Giant welfare agency Centrelink has flagged its intentions to upgrade and expand its mid-range server fleet based on the x86 architecture, in a move that may place incumbent supplier Hewlett-Packard at risk.
The organisation this week issued a request for tenders document in the area, noting it currently had about 500 servers spread out around the nation in what it terms its "distributed environment", while its centralised datacentre facilities contained a further 220. The agency plans to appoint a number of suppliers as part of a panel arrangement.
Centrelink's current server platform, according to the documents, is based on Hewlett-Packard hardware: specifically the company's HP BL685G6 blade servers and its BL460c and DL380 G5 machines. The blade servers, which use AMD CPUs with six cores, are listed as high-density machines often used as underlying infrastructure for virtualised environments. However, some are not virtualised; for example, Centrelink said it uses some for clustered Microsoft SQL Server environments.
The BL460c machines are also high-density machines, but have a much lower capacity, with significantly less RAM and only a couple of Intel quad-core CPUs each, as opposed to the four CPUs used in the AMD blades. The servers are used for non-virtualised workloads that don't have a requirement for physical isolation or device expansion.
Centrelink uses the DL380 G5 machines, which it also rates as "low density", for workloads that need physical isolation or physical expansion capabilities.
According to the documents, Centrelink also makes extensive use of VMware's vSphere platform within its x86 server environment. It runs both Windows and Linux on the servers, standardising on Novell's SUSE Linux Enterprise Server, as well as Windows 2003 and 2008 R2 Server.
"Over the last few years Centrelink has embarked on a virtualisation program to consolidate onto fewer, higher capacity servers," the agency said. "In support of the changing requirements of Centrelink and other DHS agencies, there is a requirement to upgrade and expand the current x86 server capability."

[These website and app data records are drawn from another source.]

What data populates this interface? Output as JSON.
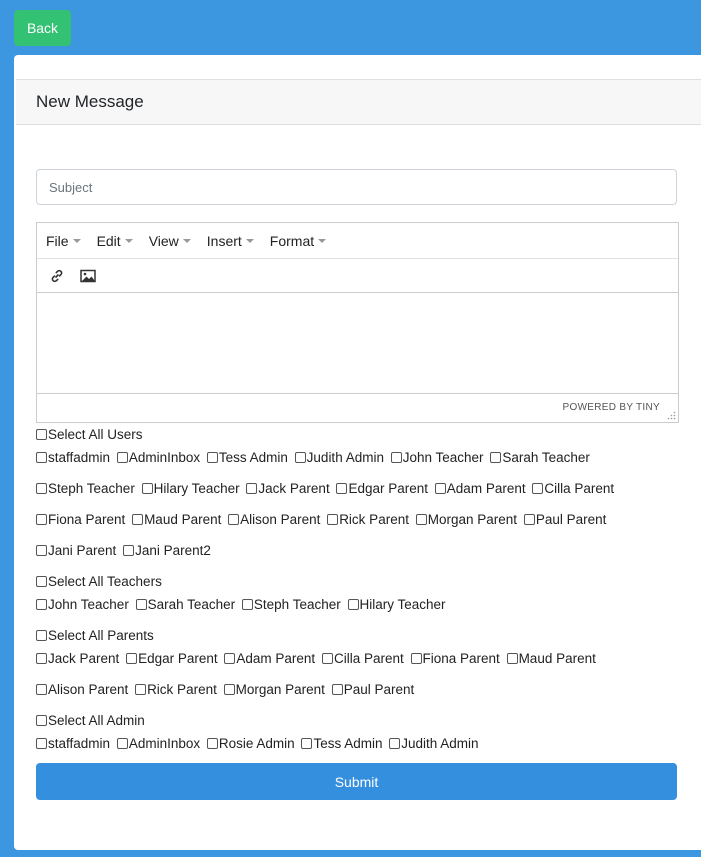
{
  "back_label": "Back",
  "card_title": "New Message",
  "subject_placeholder": "Subject",
  "editor": {
    "menus": [
      "File",
      "Edit",
      "View",
      "Insert",
      "Format"
    ],
    "tools": [
      "link-icon",
      "image-icon"
    ],
    "powered_by": "POWERED BY TINY"
  },
  "groups": {
    "all_users": {
      "select_label": "Select All Users",
      "rows": [
        [
          "staffadmin",
          "AdminInbox",
          "Tess Admin",
          "Judith Admin",
          "John Teacher",
          "Sarah Teacher"
        ],
        [
          "Steph Teacher",
          "Hilary Teacher",
          "Jack Parent",
          "Edgar Parent",
          "Adam Parent",
          "Cilla Parent"
        ],
        [
          "Fiona Parent",
          "Maud Parent",
          "Alison Parent",
          "Rick Parent",
          "Morgan Parent",
          "Paul Parent"
        ],
        [
          "Jani Parent",
          "Jani Parent2"
        ]
      ]
    },
    "teachers": {
      "select_label": "Select All Teachers",
      "rows": [
        [
          "John Teacher",
          "Sarah Teacher",
          "Steph Teacher",
          "Hilary Teacher"
        ]
      ]
    },
    "parents": {
      "select_label": "Select All Parents",
      "rows": [
        [
          "Jack Parent",
          "Edgar Parent",
          "Adam Parent",
          "Cilla Parent",
          "Fiona Parent",
          "Maud Parent"
        ],
        [
          "Alison Parent",
          "Rick Parent",
          "Morgan Parent",
          "Paul Parent"
        ]
      ]
    },
    "admin": {
      "select_label": "Select All Admin",
      "rows": [
        [
          "staffadmin",
          "AdminInbox",
          "Rosie Admin",
          "Tess Admin",
          "Judith Admin"
        ]
      ]
    }
  },
  "submit_label": "Submit",
  "colors": {
    "page_background": "#3d97e0",
    "back_button": "#33c173",
    "submit_button": "#358fdf"
  }
}
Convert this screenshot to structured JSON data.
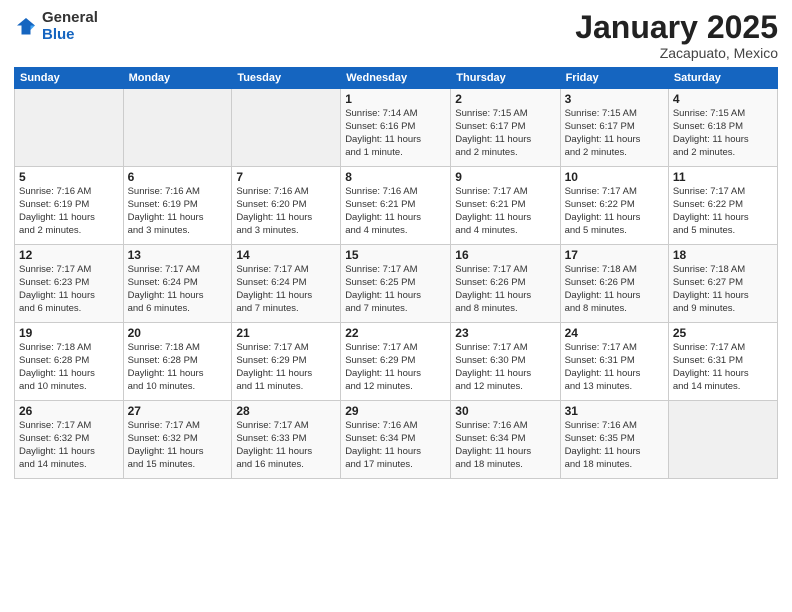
{
  "logo": {
    "general": "General",
    "blue": "Blue"
  },
  "title": "January 2025",
  "subtitle": "Zacapuato, Mexico",
  "days_header": [
    "Sunday",
    "Monday",
    "Tuesday",
    "Wednesday",
    "Thursday",
    "Friday",
    "Saturday"
  ],
  "weeks": [
    [
      {
        "day": "",
        "info": ""
      },
      {
        "day": "",
        "info": ""
      },
      {
        "day": "",
        "info": ""
      },
      {
        "day": "1",
        "info": "Sunrise: 7:14 AM\nSunset: 6:16 PM\nDaylight: 11 hours\nand 1 minute."
      },
      {
        "day": "2",
        "info": "Sunrise: 7:15 AM\nSunset: 6:17 PM\nDaylight: 11 hours\nand 2 minutes."
      },
      {
        "day": "3",
        "info": "Sunrise: 7:15 AM\nSunset: 6:17 PM\nDaylight: 11 hours\nand 2 minutes."
      },
      {
        "day": "4",
        "info": "Sunrise: 7:15 AM\nSunset: 6:18 PM\nDaylight: 11 hours\nand 2 minutes."
      }
    ],
    [
      {
        "day": "5",
        "info": "Sunrise: 7:16 AM\nSunset: 6:19 PM\nDaylight: 11 hours\nand 2 minutes."
      },
      {
        "day": "6",
        "info": "Sunrise: 7:16 AM\nSunset: 6:19 PM\nDaylight: 11 hours\nand 3 minutes."
      },
      {
        "day": "7",
        "info": "Sunrise: 7:16 AM\nSunset: 6:20 PM\nDaylight: 11 hours\nand 3 minutes."
      },
      {
        "day": "8",
        "info": "Sunrise: 7:16 AM\nSunset: 6:21 PM\nDaylight: 11 hours\nand 4 minutes."
      },
      {
        "day": "9",
        "info": "Sunrise: 7:17 AM\nSunset: 6:21 PM\nDaylight: 11 hours\nand 4 minutes."
      },
      {
        "day": "10",
        "info": "Sunrise: 7:17 AM\nSunset: 6:22 PM\nDaylight: 11 hours\nand 5 minutes."
      },
      {
        "day": "11",
        "info": "Sunrise: 7:17 AM\nSunset: 6:22 PM\nDaylight: 11 hours\nand 5 minutes."
      }
    ],
    [
      {
        "day": "12",
        "info": "Sunrise: 7:17 AM\nSunset: 6:23 PM\nDaylight: 11 hours\nand 6 minutes."
      },
      {
        "day": "13",
        "info": "Sunrise: 7:17 AM\nSunset: 6:24 PM\nDaylight: 11 hours\nand 6 minutes."
      },
      {
        "day": "14",
        "info": "Sunrise: 7:17 AM\nSunset: 6:24 PM\nDaylight: 11 hours\nand 7 minutes."
      },
      {
        "day": "15",
        "info": "Sunrise: 7:17 AM\nSunset: 6:25 PM\nDaylight: 11 hours\nand 7 minutes."
      },
      {
        "day": "16",
        "info": "Sunrise: 7:17 AM\nSunset: 6:26 PM\nDaylight: 11 hours\nand 8 minutes."
      },
      {
        "day": "17",
        "info": "Sunrise: 7:18 AM\nSunset: 6:26 PM\nDaylight: 11 hours\nand 8 minutes."
      },
      {
        "day": "18",
        "info": "Sunrise: 7:18 AM\nSunset: 6:27 PM\nDaylight: 11 hours\nand 9 minutes."
      }
    ],
    [
      {
        "day": "19",
        "info": "Sunrise: 7:18 AM\nSunset: 6:28 PM\nDaylight: 11 hours\nand 10 minutes."
      },
      {
        "day": "20",
        "info": "Sunrise: 7:18 AM\nSunset: 6:28 PM\nDaylight: 11 hours\nand 10 minutes."
      },
      {
        "day": "21",
        "info": "Sunrise: 7:17 AM\nSunset: 6:29 PM\nDaylight: 11 hours\nand 11 minutes."
      },
      {
        "day": "22",
        "info": "Sunrise: 7:17 AM\nSunset: 6:29 PM\nDaylight: 11 hours\nand 12 minutes."
      },
      {
        "day": "23",
        "info": "Sunrise: 7:17 AM\nSunset: 6:30 PM\nDaylight: 11 hours\nand 12 minutes."
      },
      {
        "day": "24",
        "info": "Sunrise: 7:17 AM\nSunset: 6:31 PM\nDaylight: 11 hours\nand 13 minutes."
      },
      {
        "day": "25",
        "info": "Sunrise: 7:17 AM\nSunset: 6:31 PM\nDaylight: 11 hours\nand 14 minutes."
      }
    ],
    [
      {
        "day": "26",
        "info": "Sunrise: 7:17 AM\nSunset: 6:32 PM\nDaylight: 11 hours\nand 14 minutes."
      },
      {
        "day": "27",
        "info": "Sunrise: 7:17 AM\nSunset: 6:32 PM\nDaylight: 11 hours\nand 15 minutes."
      },
      {
        "day": "28",
        "info": "Sunrise: 7:17 AM\nSunset: 6:33 PM\nDaylight: 11 hours\nand 16 minutes."
      },
      {
        "day": "29",
        "info": "Sunrise: 7:16 AM\nSunset: 6:34 PM\nDaylight: 11 hours\nand 17 minutes."
      },
      {
        "day": "30",
        "info": "Sunrise: 7:16 AM\nSunset: 6:34 PM\nDaylight: 11 hours\nand 18 minutes."
      },
      {
        "day": "31",
        "info": "Sunrise: 7:16 AM\nSunset: 6:35 PM\nDaylight: 11 hours\nand 18 minutes."
      },
      {
        "day": "",
        "info": ""
      }
    ]
  ]
}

The agency is looking for hardware, software, support and associated servers in relation to its gradual refresh and expansion project.

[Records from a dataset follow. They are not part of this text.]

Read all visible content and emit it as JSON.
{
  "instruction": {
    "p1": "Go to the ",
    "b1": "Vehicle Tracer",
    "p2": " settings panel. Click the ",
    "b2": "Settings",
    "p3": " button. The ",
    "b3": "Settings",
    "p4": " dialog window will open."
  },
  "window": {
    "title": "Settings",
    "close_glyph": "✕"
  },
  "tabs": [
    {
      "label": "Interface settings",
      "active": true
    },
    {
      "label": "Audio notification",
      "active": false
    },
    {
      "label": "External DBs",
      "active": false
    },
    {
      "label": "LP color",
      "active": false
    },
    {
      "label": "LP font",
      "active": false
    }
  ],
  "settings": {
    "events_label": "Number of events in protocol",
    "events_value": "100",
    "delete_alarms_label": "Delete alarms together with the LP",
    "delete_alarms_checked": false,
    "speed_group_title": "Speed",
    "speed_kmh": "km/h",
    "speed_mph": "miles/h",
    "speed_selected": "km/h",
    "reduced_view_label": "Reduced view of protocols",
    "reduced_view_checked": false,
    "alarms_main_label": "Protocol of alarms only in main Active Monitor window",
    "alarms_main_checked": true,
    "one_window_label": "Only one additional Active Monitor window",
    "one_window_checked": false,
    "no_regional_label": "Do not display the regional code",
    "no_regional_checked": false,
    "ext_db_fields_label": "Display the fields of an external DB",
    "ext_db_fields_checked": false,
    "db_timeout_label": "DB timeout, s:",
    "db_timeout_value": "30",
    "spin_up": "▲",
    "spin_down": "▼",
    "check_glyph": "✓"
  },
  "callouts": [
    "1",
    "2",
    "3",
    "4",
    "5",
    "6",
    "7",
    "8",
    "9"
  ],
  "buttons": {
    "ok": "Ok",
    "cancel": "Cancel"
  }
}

Over the past decade, organisations have increasingly looked to the commodity x86 platform as their standard platform for server deployments, to the long-term detriment of rival architectures such as Sun Microsystems' SPARC platform. However, the traditional mainframe platform is also still alive and kicking: particularly so in Centrelink, as well as in Australia's largest banks.

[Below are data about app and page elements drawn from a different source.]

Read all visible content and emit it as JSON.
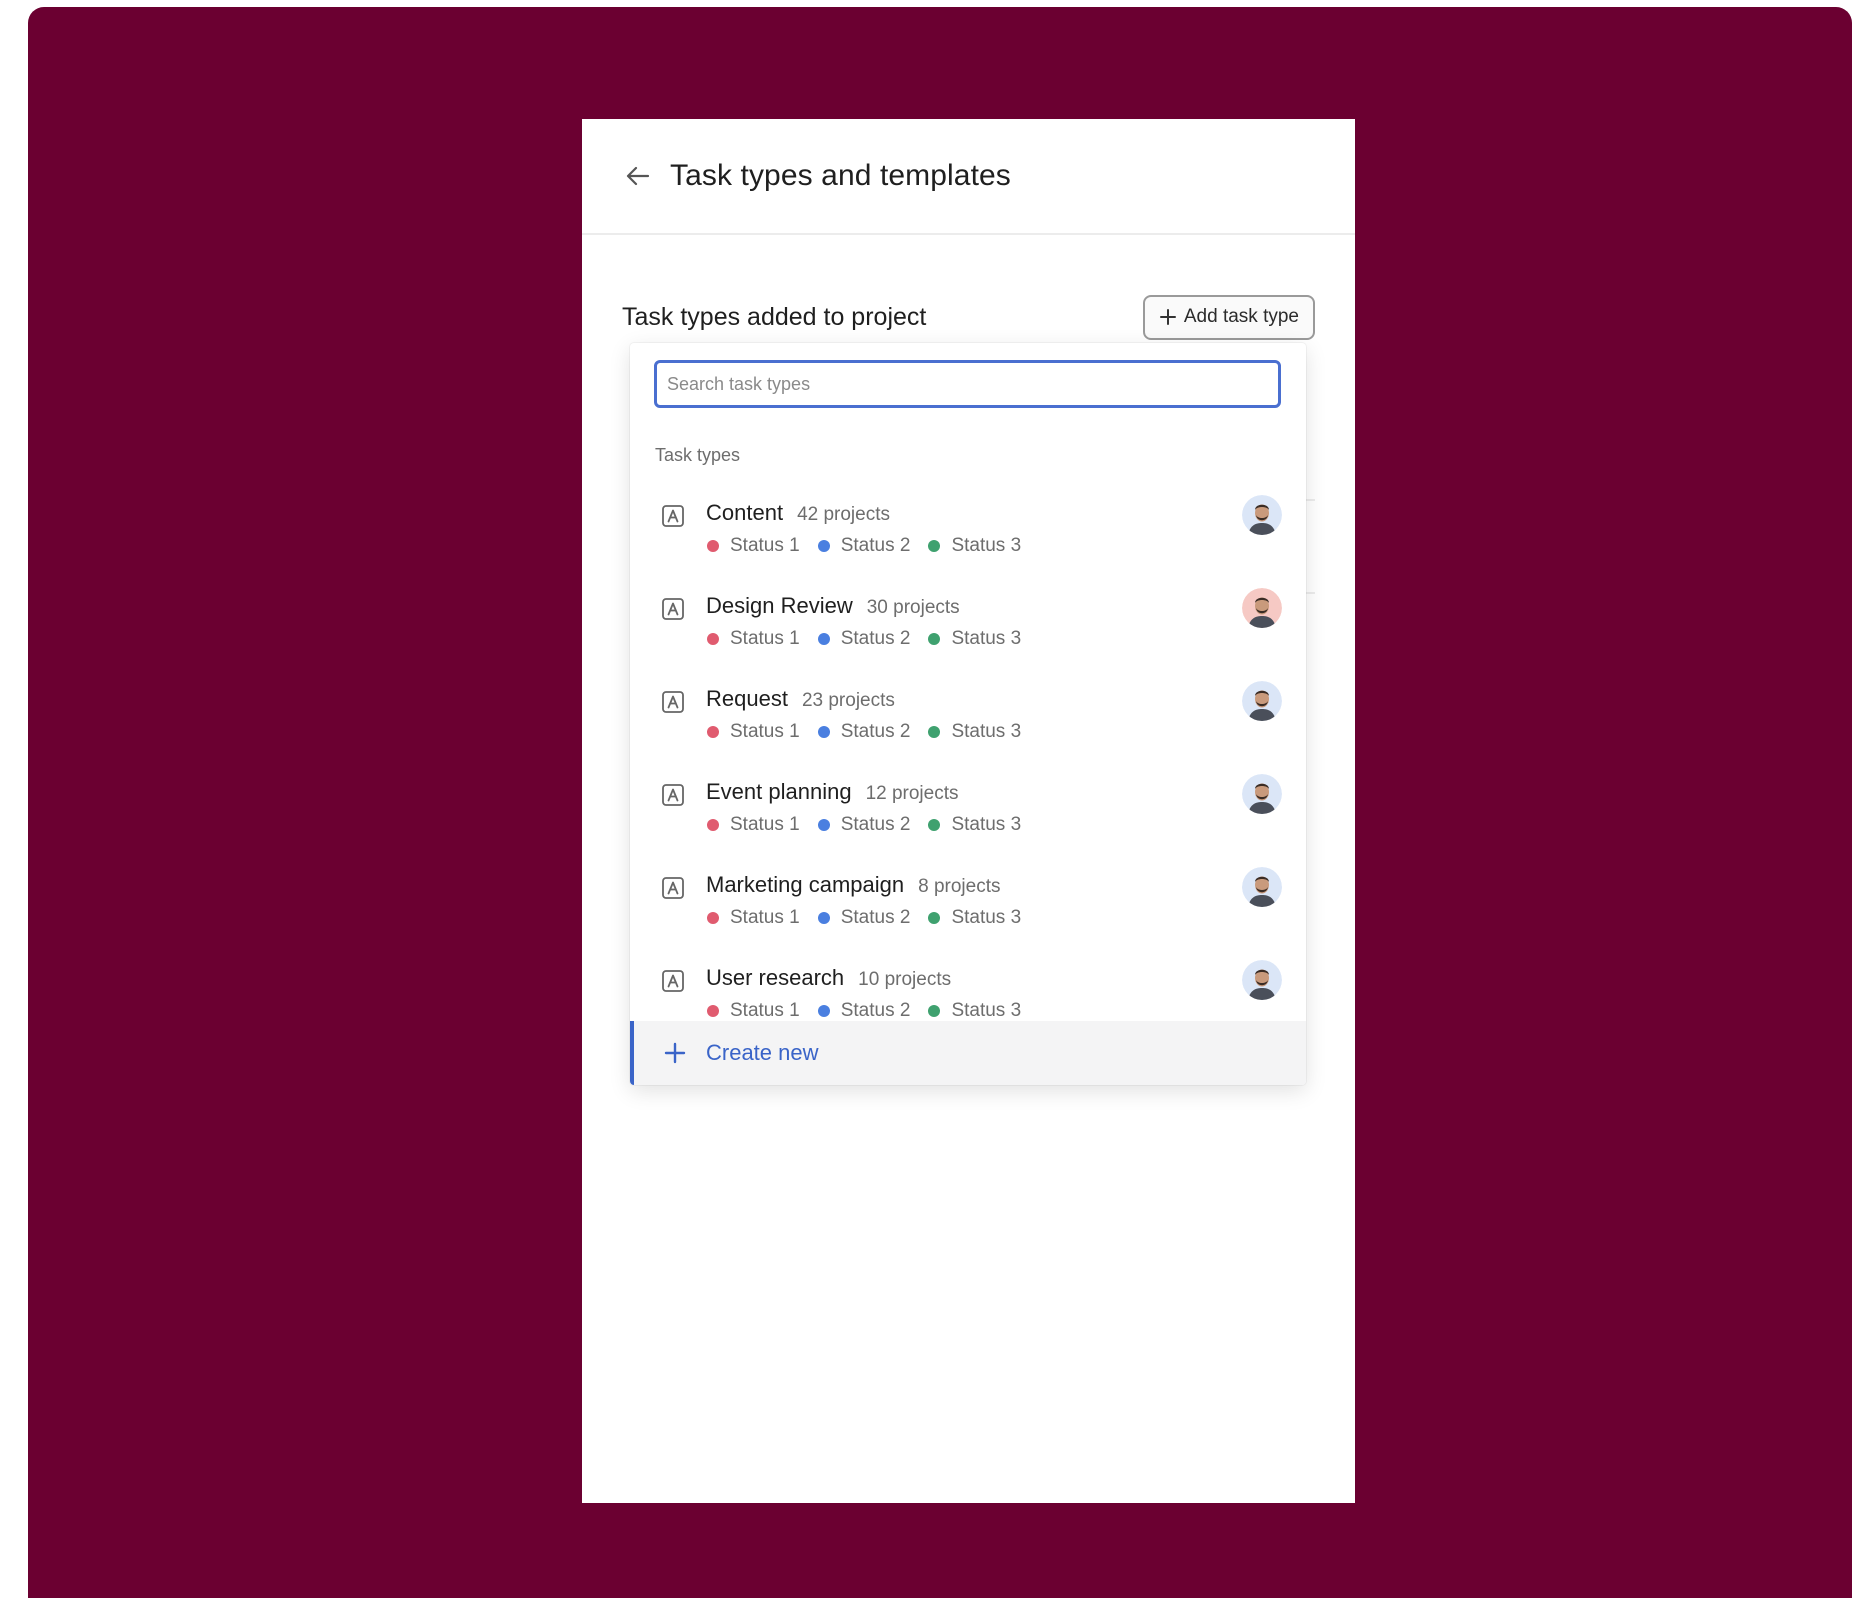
{
  "header": {
    "title": "Task types and templates"
  },
  "section": {
    "title": "Task types added to project",
    "add_label": "Add task type"
  },
  "dropdown": {
    "search_placeholder": "Search task types",
    "group_label": "Task types",
    "create_label": "Create new",
    "items": [
      {
        "name": "Content",
        "count": "42 projects",
        "statuses": [
          "Status 1",
          "Status 2",
          "Status 3"
        ],
        "avatar_bg": "#dbe6f7"
      },
      {
        "name": "Design Review",
        "count": "30 projects",
        "statuses": [
          "Status 1",
          "Status 2",
          "Status 3"
        ],
        "avatar_bg": "#f6c9c4"
      },
      {
        "name": "Request",
        "count": "23 projects",
        "statuses": [
          "Status 1",
          "Status 2",
          "Status 3"
        ],
        "avatar_bg": "#dbe6f7"
      },
      {
        "name": "Event planning",
        "count": "12 projects",
        "statuses": [
          "Status 1",
          "Status 2",
          "Status 3"
        ],
        "avatar_bg": "#dbe6f7"
      },
      {
        "name": "Marketing campaign",
        "count": "8 projects",
        "statuses": [
          "Status 1",
          "Status 2",
          "Status 3"
        ],
        "avatar_bg": "#dbe6f7"
      },
      {
        "name": "User research",
        "count": "10 projects",
        "statuses": [
          "Status 1",
          "Status 2",
          "Status 3"
        ],
        "avatar_bg": "#dbe6f7"
      }
    ]
  },
  "colors": {
    "backdrop": "#6b0031",
    "accent": "#3a64c8",
    "status_1": "#e05b6f",
    "status_2": "#4a7fe0",
    "status_3": "#3fa16f"
  },
  "icons": {
    "back": "arrow-left-icon",
    "add": "plus-icon",
    "type": "letter-a-box-icon",
    "create": "plus-icon"
  }
}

Last year, for example, Department of Human Services IT chief John Wadeson, who has responsibility for Centrelink as part of his remit, said the organisation still used the Model 204 mainframe database software as part of its core. In January 2008, the agency also inked a two-year, $141 million extension on its mainframe contract with IBM. The deal at that point had a total value of $401 million.